This morning the Pew Internet & American Life project released new data on teen app usage and mobile privacy. The big "takeaway" is that teens care very much about privacy and have taken action against (deleted) mobile apps they feel unnecessarily or gratuitously collect personal information or location data.
Pew says that 78% of teens have a mobile phone (though not all have smartphones) and 23% have tablets. The teen smartphone penetration number is probably 58%, given that's the number of teens who have downloaded mobile apps.
Just over half (51%) "have avoided apps due to privacy concerns" while 26% have uninstalled an app because it was collecting personal data. And 46% of teen mobile users have turned off location tracking features (on their phone or in an app) out of concern for privacy.
Teens are more forgiving of apps that seek location data where there's a logical and clear justification for the information (e.g., maps). Girls are more likely to disable location tracking than boys; 59% of girls vs. 37% of boys have done so.
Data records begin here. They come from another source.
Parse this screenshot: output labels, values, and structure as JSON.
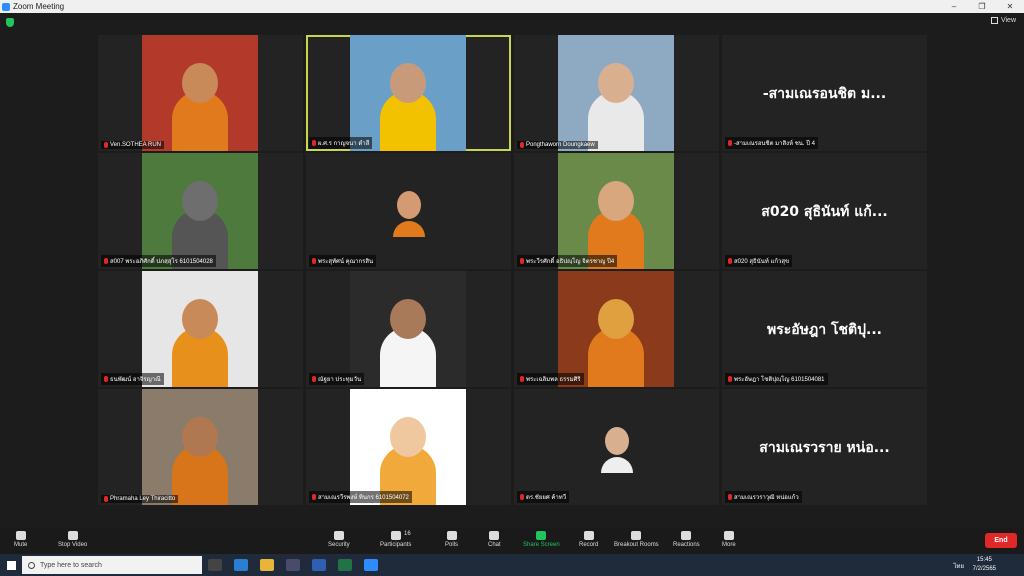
{
  "window": {
    "title": "Zoom Meeting",
    "buttons": [
      "–",
      "❐",
      "✕"
    ]
  },
  "view_label": "View",
  "tiles": [
    {
      "name": "Ven.SOTHEA RUN",
      "big": "",
      "bg": "#b33a2a",
      "skin": "#c98a5a",
      "robe": "#e07a1c"
    },
    {
      "name": "ผ.ศ.ร กาญจนา ดำสี",
      "big": "",
      "bg": "#6aa0c8",
      "skin": "#c99a7a",
      "robe": "#f2c200",
      "active": true
    },
    {
      "name": "Pongthaworn Doungkaew",
      "big": "",
      "bg": "#8ea9c2",
      "skin": "#d8b090",
      "robe": "#e9e9e9"
    },
    {
      "name": "-สามเณรอนชิต มาสิงห์ ชน. ปี 4",
      "big": "-สามเณรอนชิต ม...",
      "bg": "",
      "skin": "",
      "robe": ""
    },
    {
      "name": "ส007 พระอภิศักดิ์ ปภสฺสุโร 6101504028",
      "big": "",
      "bg": "#4f7a3e",
      "skin": "#6e6e6e",
      "robe": "#555"
    },
    {
      "name": "พระสุทัศน์ คุณากรสิน",
      "big": "",
      "bg": "#232323",
      "skin": "#d49a72",
      "robe": "#e07a1c",
      "small": true
    },
    {
      "name": "พระวีรศักดิ์ อธิปญฺโญ จิตรชาญ ปี4",
      "big": "",
      "bg": "#6a8a4a",
      "skin": "#d9a77e",
      "robe": "#e07a1c"
    },
    {
      "name": "ส020 สุธินันท์ แก้วสุข",
      "big": "ส020  สุธินันท์ แก้...",
      "bg": "",
      "skin": "",
      "robe": ""
    },
    {
      "name": "ธนพัฒน์ อาจิรญาณี",
      "big": "",
      "bg": "#e6e6e6",
      "skin": "#c98a5a",
      "robe": "#e8901c"
    },
    {
      "name": "ณัฐยา ประทุมวัน",
      "big": "",
      "bg": "#2b2b2b",
      "skin": "#a87a5a",
      "robe": "#f5f5f5"
    },
    {
      "name": "พระเฉลิมพล ธรรมศิริ",
      "big": "",
      "bg": "#8c3a1c",
      "skin": "#e0a040",
      "robe": "#e07a1c"
    },
    {
      "name": "พระอัษฎา โชติปุญฺโญ 6101504081",
      "big": "พระอัษฎา โชติปุ...",
      "bg": "",
      "skin": "",
      "robe": ""
    },
    {
      "name": "Phramaha Ley Thiracitto",
      "big": "",
      "bg": "#8a7b6a",
      "skin": "#b07850",
      "robe": "#d8741a"
    },
    {
      "name": "สามเณรวีรพงษ์ ทินกร 6101504072",
      "big": "",
      "bg": "#ffffff",
      "skin": "#f0c8a0",
      "robe": "#f2a93b"
    },
    {
      "name": "ดร.ชัยยศ ค้าทวี",
      "big": "",
      "bg": "#232323",
      "skin": "#d8b090",
      "robe": "#eeeeee",
      "small": true
    },
    {
      "name": "สามเณรวราวุฒิ หน่อแก้ว",
      "big": "สามเณรวราย  หน่อ...",
      "bg": "",
      "skin": "",
      "robe": ""
    }
  ],
  "toolbar": {
    "mute": "Mute",
    "stop_video": "Stop Video",
    "security": "Security",
    "participants": "Participants",
    "participants_count": "16",
    "polls": "Polls",
    "chat": "Chat",
    "share_screen": "Share Screen",
    "record": "Record",
    "breakout": "Breakout Rooms",
    "reactions": "Reactions",
    "more": "More",
    "end": "End"
  },
  "taskbar": {
    "search_placeholder": "Type here to search",
    "time": "15:45",
    "date": "7/2/2565",
    "lang": "ไทย"
  },
  "colors": {
    "active_border": "#c7d64e",
    "end_red": "#e02828",
    "share_green": "#23c45e"
  }
}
Separately but still on the theme of privacy, Facebook announced today that it would give more control to Facebook mobile log-in users over what information is shared by third party apps on the Facebook Timeline and News Feed. Here's what the company said today in its announcement:
Although Facebook Login is widely used, we understand people’s concerns about apps posting on their Timeline or to their friends. For the past several months, we’ve been rolling out a new version of Facebook Login on mobile to address these concerns.
With this new update, mobile apps using Facebook Login must now separately ask you for permission to post back to Facebook.
Don’t want to share your music playlist or workout routine with friends? You can choose to skip sharing altogether.
Clearly separating sharing means people can decide whether they only want to use Facebook Login for fast registration without also sharing back to Facebook. If you want to share later, you still can.
This involuntary sharing element was a selling point for publishers and developers but a turn-off to many users. It became a significant barrier for some to using Facebook log-in for third party apps/sites.
By separating sharing from social log-ins Facebook hopes to remove friction for many people who might log in with Facebook but don't today for privacy reasons. I'm in that group.
Yesterday comScore reported that Yahoo had claimed the top spot on its Top 50 websites chart from Google for the first time since March 2011 (originally I thought it was March 2008). Following that announcement and the excitement it generated, I decided to look at some of the mobile data, using StatCounter (which is actual traffic rather than extrapolated consumer survey data).
On a global basis Google dominates mobile search and has for the past several years. A year ago it controlled 97% of the worldwide mobile search market. Today that number is down slightly to just under 94%. Yahoo and Bing have grown slightly over the last year, which accounts for the change.
In the US market something more interesting has happened. According to StatCounter data, Google has lost more than 10 points of mobile search market share in the past year:
It's not clear why this has happened. But it is clear that if Google were to suffer a 11% loss in online search market share, investors and pundits would be going berserk. Yet this mobile decline has passed relatively unnoticed.
While Bing has had a strong search app for some time, Yahoo hasn't. The latter has, however, poured money and effort into developing better mobile apps and redesigned key properties online and in mobile (e.g., homepage, mail).
It may be that many of Yahoo's mobile intiatives and effort to "update" the Yahoo identity and UX as a whole have started to pay off by lifting the brand. And those things may have translated into more mobile search volume.
Last week Placed introduced Placed Attribution, a mobile ads offline tracking solution. The idea is to used Placed's opt-in panel to measure the impact of mobile ad exposures on in-store visits. PlaceIQ has a similar offering using a different methodology.
Capturing the offline impact of digital ads on store visits (and potentially sales) is really a kind of "holy grail" when it comes to conversion tracking. The ratio of online to offline conversions is skewed heavily in the direction of offline. E-commerce is only 5.5% of offline retail and mobile commerce is approaching 10% of e-commerce.
Yet up to half of offline retail spending may not be impacted by digital media and the internet. Clicks are a terrible metric for mobile advertising, and secondary metrics like map views and calls are better but don't capture the entire picture for marketers.
There's a lot more "visibility" on performance when you can start to measure how digital ads impact offline purchase activity. That's the objective of Placed Attribution. Here are the kind of data to be reported: